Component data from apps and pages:
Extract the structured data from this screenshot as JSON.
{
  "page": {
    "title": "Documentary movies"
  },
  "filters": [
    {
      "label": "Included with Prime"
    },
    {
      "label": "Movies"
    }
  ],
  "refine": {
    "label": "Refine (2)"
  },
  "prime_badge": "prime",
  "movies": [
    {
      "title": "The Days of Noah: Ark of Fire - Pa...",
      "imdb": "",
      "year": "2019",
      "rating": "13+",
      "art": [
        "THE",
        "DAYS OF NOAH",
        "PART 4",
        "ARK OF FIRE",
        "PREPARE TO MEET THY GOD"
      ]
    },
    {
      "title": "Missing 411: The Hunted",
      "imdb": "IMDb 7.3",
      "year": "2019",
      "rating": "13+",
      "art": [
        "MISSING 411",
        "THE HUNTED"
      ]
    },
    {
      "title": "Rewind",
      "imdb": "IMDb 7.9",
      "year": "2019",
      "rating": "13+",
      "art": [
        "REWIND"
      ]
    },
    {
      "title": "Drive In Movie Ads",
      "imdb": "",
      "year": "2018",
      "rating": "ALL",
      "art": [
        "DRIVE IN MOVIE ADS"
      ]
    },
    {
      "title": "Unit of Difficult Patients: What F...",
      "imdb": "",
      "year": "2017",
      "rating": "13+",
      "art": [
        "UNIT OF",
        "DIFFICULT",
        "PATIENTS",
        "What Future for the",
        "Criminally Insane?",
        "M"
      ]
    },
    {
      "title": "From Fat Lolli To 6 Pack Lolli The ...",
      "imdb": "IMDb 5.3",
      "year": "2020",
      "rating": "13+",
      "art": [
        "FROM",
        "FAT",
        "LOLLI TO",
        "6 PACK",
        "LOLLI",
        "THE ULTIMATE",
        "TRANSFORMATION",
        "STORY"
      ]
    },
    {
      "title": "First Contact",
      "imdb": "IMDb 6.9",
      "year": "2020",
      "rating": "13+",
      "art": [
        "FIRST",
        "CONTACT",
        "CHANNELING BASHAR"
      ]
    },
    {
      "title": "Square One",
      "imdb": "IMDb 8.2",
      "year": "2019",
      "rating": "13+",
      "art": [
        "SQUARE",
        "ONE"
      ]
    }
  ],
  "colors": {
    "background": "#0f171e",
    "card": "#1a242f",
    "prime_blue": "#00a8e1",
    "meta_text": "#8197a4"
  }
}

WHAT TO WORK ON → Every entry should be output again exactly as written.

TASK ANSWER →
Extract the structured data from this screenshot as JSON.
{
  "page": {
    "title": "Documentary movies"
  },
  "filters": [
    {
      "label": "Included with Prime"
    },
    {
      "label": "Movies"
    }
  ],
  "refine": {
    "label": "Refine (2)"
  },
  "prime_badge": "prime",
  "movies": [
    {
      "title": "The Days of Noah: Ark of Fire - Pa...",
      "imdb": "",
      "year": "2019",
      "rating": "13+",
      "art": [
        "THE",
        "DAYS OF NOAH",
        "PART 4",
        "ARK OF FIRE",
        "PREPARE TO MEET THY GOD"
      ]
    },
    {
      "title": "Missing 411: The Hunted",
      "imdb": "IMDb 7.3",
      "year": "2019",
      "rating": "13+",
      "art": [
        "MISSING 411",
        "THE HUNTED"
      ]
    },
    {
      "title": "Rewind",
      "imdb": "IMDb 7.9",
      "year": "2019",
      "rating": "13+",
      "art": [
        "REWIND"
      ]
    },
    {
      "title": "Drive In Movie Ads",
      "imdb": "",
      "year": "2018",
      "rating": "ALL",
      "art": [
        "DRIVE IN MOVIE ADS"
      ]
    },
    {
      "title": "Unit of Difficult Patients: What F...",
      "imdb": "",
      "year": "2017",
      "rating": "13+",
      "art": [
        "UNIT OF",
        "DIFFICULT",
        "PATIENTS",
        "What Future for the",
        "Criminally Insane?",
        "M"
      ]
    },
    {
      "title": "From Fat Lolli To 6 Pack Lolli The ...",
      "imdb": "IMDb 5.3",
      "year": "2020",
      "rating": "13+",
      "art": [
        "FROM",
        "FAT",
        "LOLLI TO",
        "6 PACK",
        "LOLLI",
        "THE ULTIMATE",
        "TRANSFORMATION",
        "STORY"
      ]
    },
    {
      "title": "First Contact",
      "imdb": "IMDb 6.9",
      "year": "2020",
      "rating": "13+",
      "art": [
        "FIRST",
        "CONTACT",
        "CHANNELING BASHAR"
      ]
    },
    {
      "title": "Square One",
      "imdb": "IMDb 8.2",
      "year": "2019",
      "rating": "13+",
      "art": [
        "SQUARE",
        "ONE"
      ]
    }
  ],
  "colors": {
    "background": "#0f171e",
    "card": "#1a242f",
    "prime_blue": "#00a8e1",
    "meta_text": "#8197a4"
  }
}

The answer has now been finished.